F.Schubert, “An Mein Herz”,
M.Goerne / H.Deutsch, E.Schneider
Some fault could also be found with Brahms’ Four Bloody Serious Songs, which, by using the same text from the Book of Eccelisastes as Zimmermann in his cantata (“I turned and beheld all evil under the sun”, albeit in a less archaic translation than “BAZi”), cleverly bridged to the contemporary program from two days before. But not all can be blamed on the composer, especially not the nuance-free bugling and roaring of Goerne, whose voice sounds—no matter where he sings—as though it traveled the first few yards through the vestibule of an old castello. His instrument becomes very touching when he takes it back a little, like on “O Tod, wie wohl tust du dem Dürftigen” (in the third of those four serious songs), or “Ich lehnte mich über die Brücke” (from “Wie rafft’ ich mich auf in der Nacht”, op.32/1). When he does that, it also improves his elocution to the point where you can understand the text he is singing, whereas elsewhere it’s a guessing game whether he just said “Engelszungen” or “Ochsenzunge”. Although no fault of Goerne’s, he’s not helped by Christian Gerhaher setting the bar so high in Lieder, that one is just about spoiled and ruined for different, but yes: ultimately better, more subtle approaches to art song.

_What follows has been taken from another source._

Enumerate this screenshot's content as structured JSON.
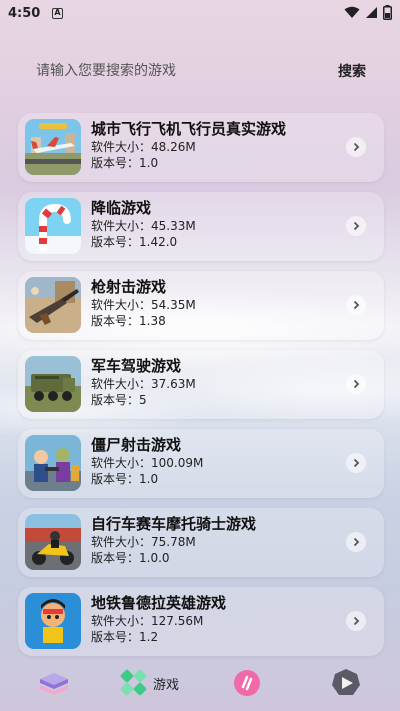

More of the same from Eschenbach and Goerne in the second, all-Brahms half: exceptional pianism in “Meerfahrt”, op.96/4, a little welcome relaxation on the low baritone’s part for “Sommerabend” op.85/1, and otherwise a convincing impression of a musical moose, mightily in love. Stirring occasionally, frustrating eventually.
Jens F. Laurson